In addition to the Presidential Palace, there are many other tourist attractions in Hanoi that you should take the time to visit, such as Hoan Kiem Lake, the Temple of Literature, West Lake, One Pillar Pagoda, and Vinpearl Aquarium and VinKE Times City.
Just a short drive away from the city center, Vinpearl Aquarium and VinKE offers lots of fun to small children and adults. At the aquarium, you will have the opportunity to explore the ocean world at one of the most modern aquarium systems in Vietnam. In a total area of nearly 4,000 square meters, Vinpearl Aquarium is home to more than 30,000 sea creatures from around the world.
On the other hand, VinKE creates a “play and learn” space for children to experience their dream career, learn about their favorite field, and become more confident with the world around them. It focuses on many career-orientation simulation games, such as Fire Department, Traffic Police, Fashion Star, Kid Chef, Auto Repair Workshop, etc.
>>> Don’t hesitate to book tickets of Vinpearl Aquarium and VinKE to have lots of fun in Hanoi!

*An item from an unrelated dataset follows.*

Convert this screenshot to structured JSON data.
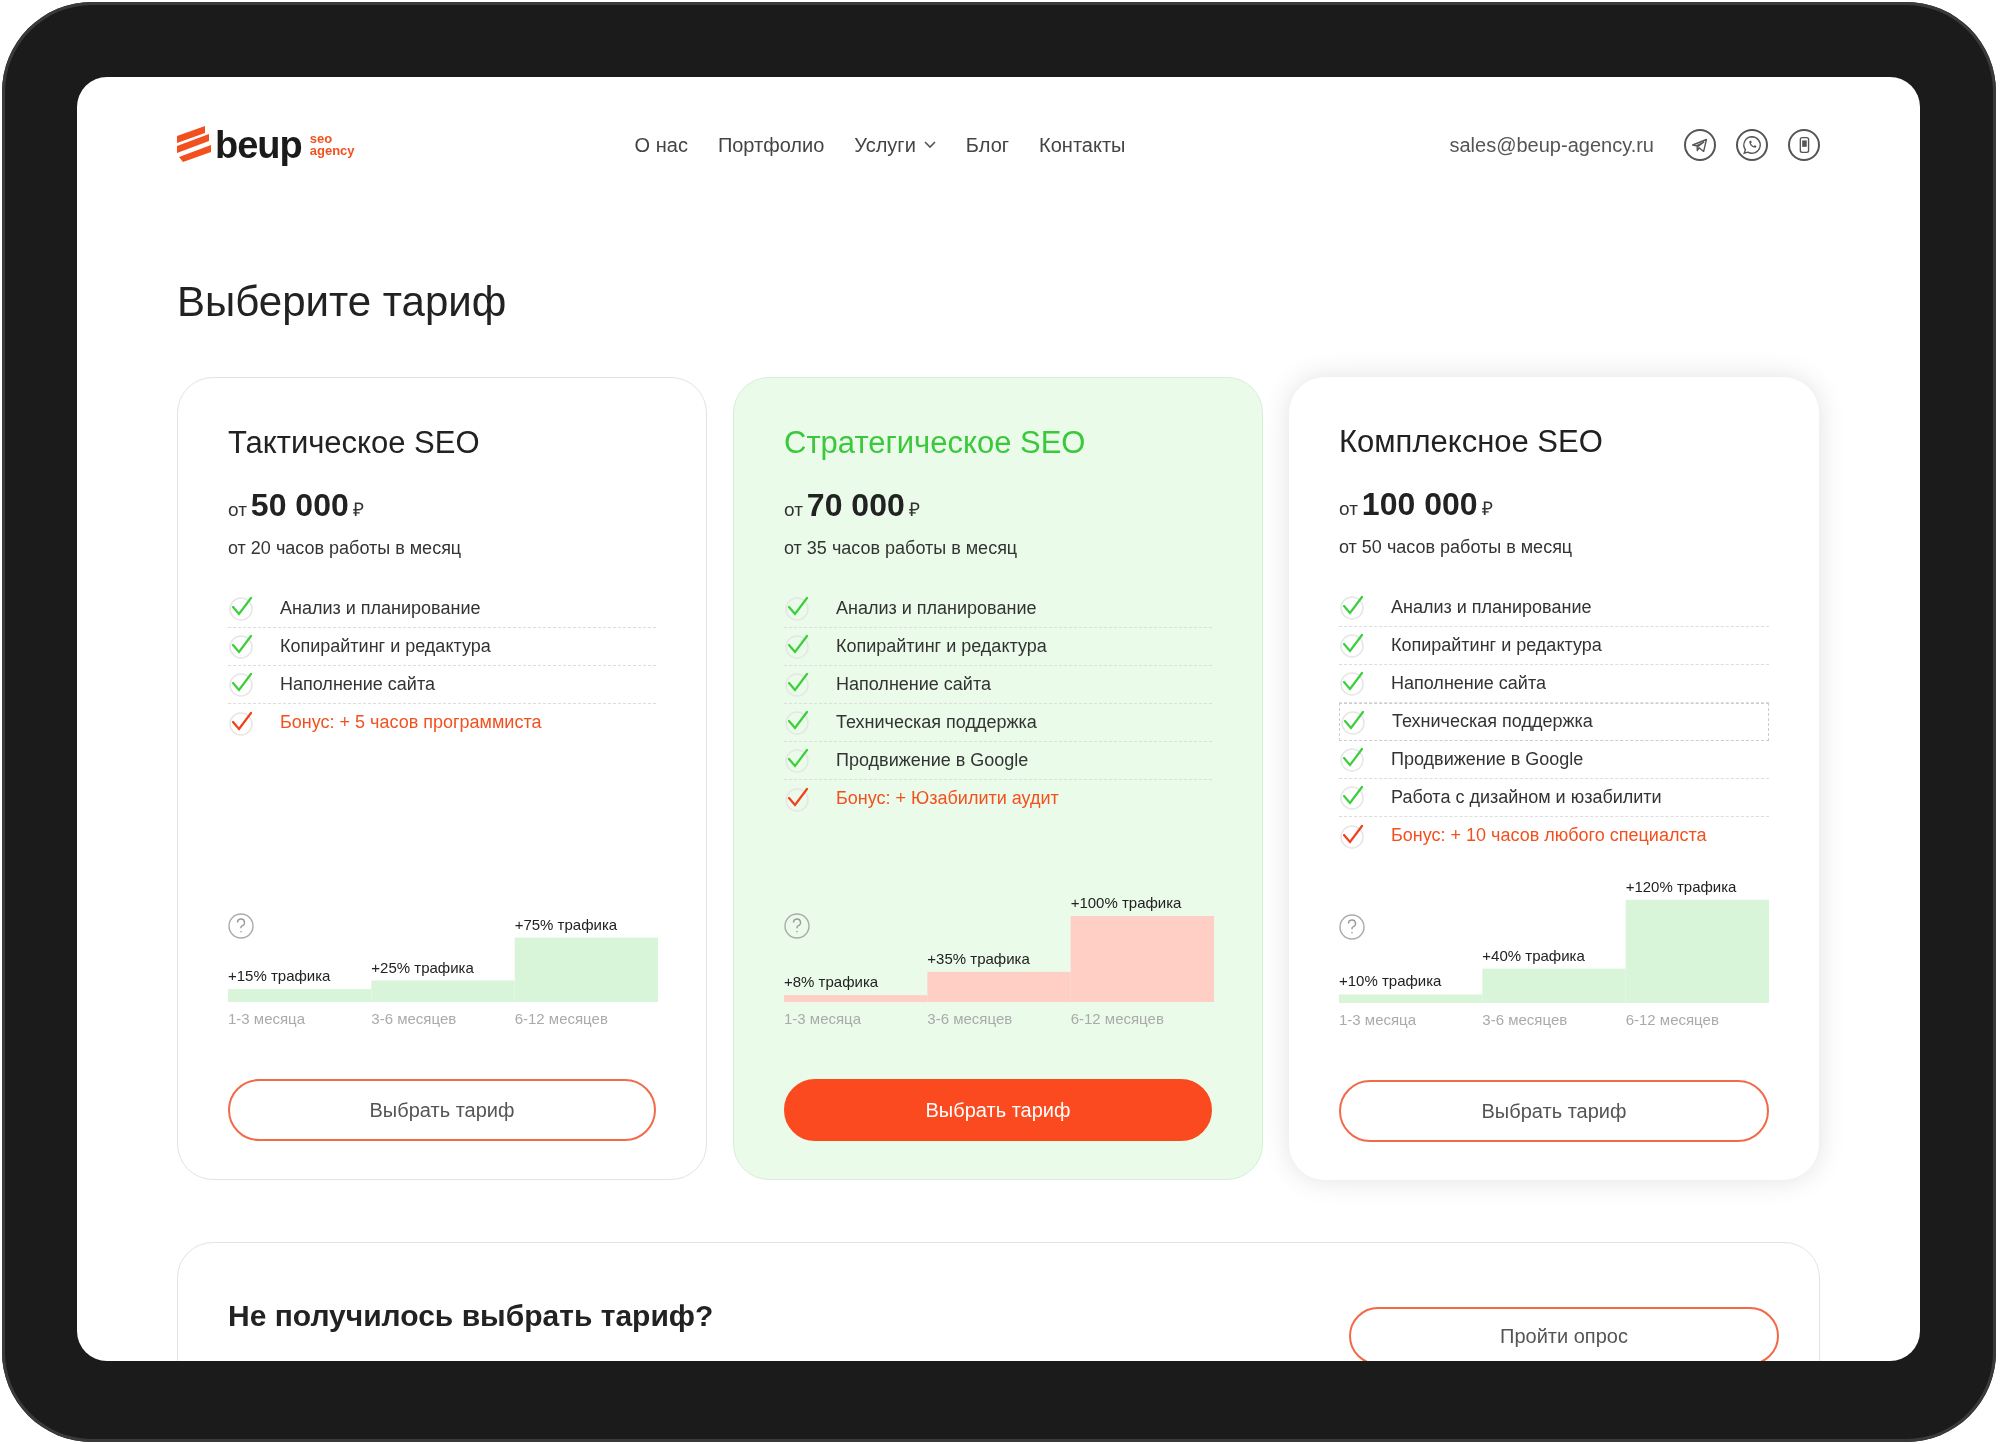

Hanoi should be a prominent destination on your Vietnam trip, in which the Presidential Palace is a must-see attraction. Here, you can learn more about the history, culture, and architecture of Vietnam, as well as about President Ho Chi Minh’s modest lifestyle. The palace is like a living museum that promotes patriotism for Vietnamese youngsters and international friends. Make sure to mark it on your tourism map!
>>> Remember to book tickets of Vinpearl Aquarium and VinKE to have even more fun on your Hanoi trip!